"The more people [there are] on the planet, the higher the probability of more catastrophic earthquakes," Holzer told OurAmazingPlanet. "Most earthquakes don't actually kill anybody. What is required is a concentration of people in harm's way."

Massive population growth

Four catastrophic quakes (those that kill 50,000 or more people) have already hit since 2001. There was only one per century before 1900, and seven between 1900 and 2000. The total death toll from temblors so far this century is more than 700,000. [10 Biggest Earthquakes in History]

Holzer and USGS colleague James Savage analyzed historic records of earthquake deaths dating back to A.D. 856, then compared those events to world population estimates. Depending on which death catalog they used, the expected number of fatalities from catastrophic earthquakes in this century will be 2.3 million to 5 million, the study found. The most reliable catalog gives an estimate of 3.5 million, from 21 catastrophic earthquakes, Holzer told OurAmazingPlanet.

The results are detailed in the February 2013 issue of the journal Earthquake Spectra.

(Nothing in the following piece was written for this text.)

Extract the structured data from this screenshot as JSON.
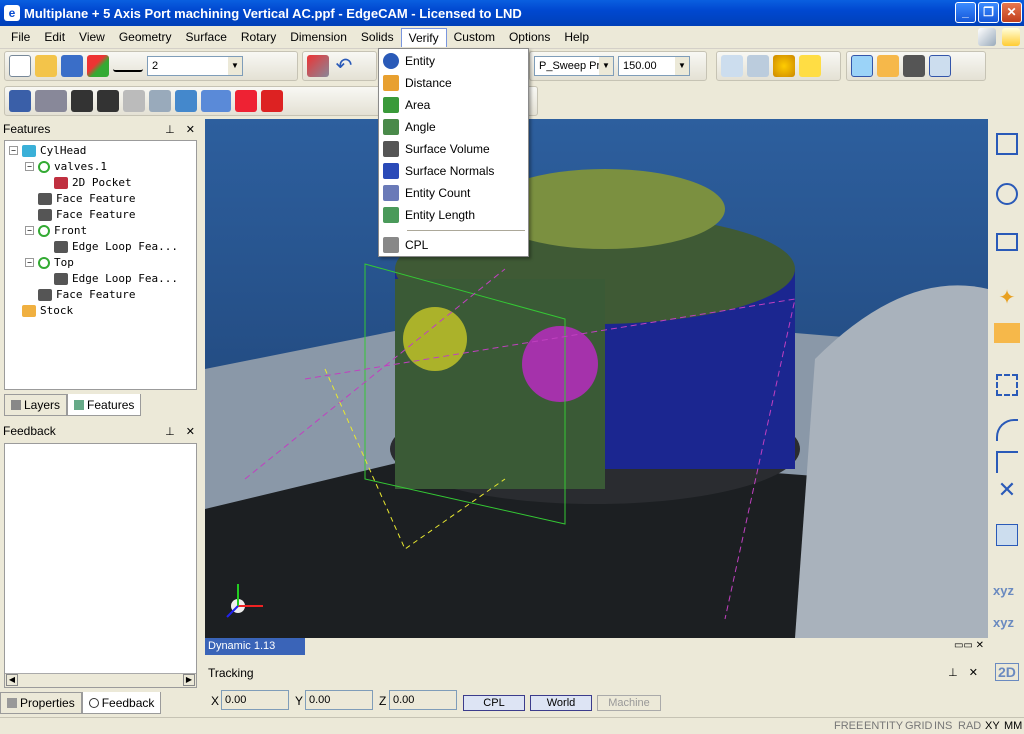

Holzer, whose expertise is in earthquake risks from different soils, said his interest was sparked by a scientific talk on earthquake fatality rates. He said he was intrigued that there wasn't a one-to-one correlation between total global population growth and earthquake deaths. In fact, the ratio of global earthquake fatalities to world population has been steadily decreasing. "I kept looking until I knew what was driving this," he said.

More people, not more quakes

The researchers attacked the problem in a new way, with a statistical method that accounts for the planet's changing population. Holzer cautions that the increase in killer quakes isn't from more frequent earthquakes, but from more people living in poorly constructed buildings in shake-prone regions.

"There are places, like along the front of the Himalayas, that are just waiting for another disaster," he said. "China, the Middle East and many of the cities in these places just don't design to resist earthquakes. If we don't address this, we're going to see many more catastrophes than we've seen historically, and humanitarian aid efforts are going to be stressed even more over this century. We're going to see more Haiti-type situations."

Remote areas at risk, too

But urban growth isn't all to blame. In 2005, more than 50,000 people died when and earthquake in the Kashmir region of Pakistan devastated a string of villages. And the broad reach of tsunamis can sweep away multitudes in sparsely populated areas.

About 62 percent of the world's population lives in countries with a significant seismic hazard, or risk of earthquakes.

In a study published in 2009, scientists calculated that an earthquake with a million fatalities could be expected once a century if the world's population reaches 10 billion, as the United Nations predicts will happen in 2083.

Reach Becky Oskin at boskin@techmedianetwork.com. Follow her on Twitter @beckyoskin. Follow OurAmazingPlanet on Twitter @OAPlanet. We're also on Facebook and Google+.

Becky Oskin
Contributing Writer
Becky Oskin covers Earth science, climate change and space, as well as general science topics. Becky was a science reporter at Live Science and The Pasadena Star-News; she has freelanced for New Scientist and the American Institute of Physics. She earned a master's degree in geology from Caltech, a bachelor's degree from Washington State University, and a graduate certificate in science writing from the University of California, Santa Cruz.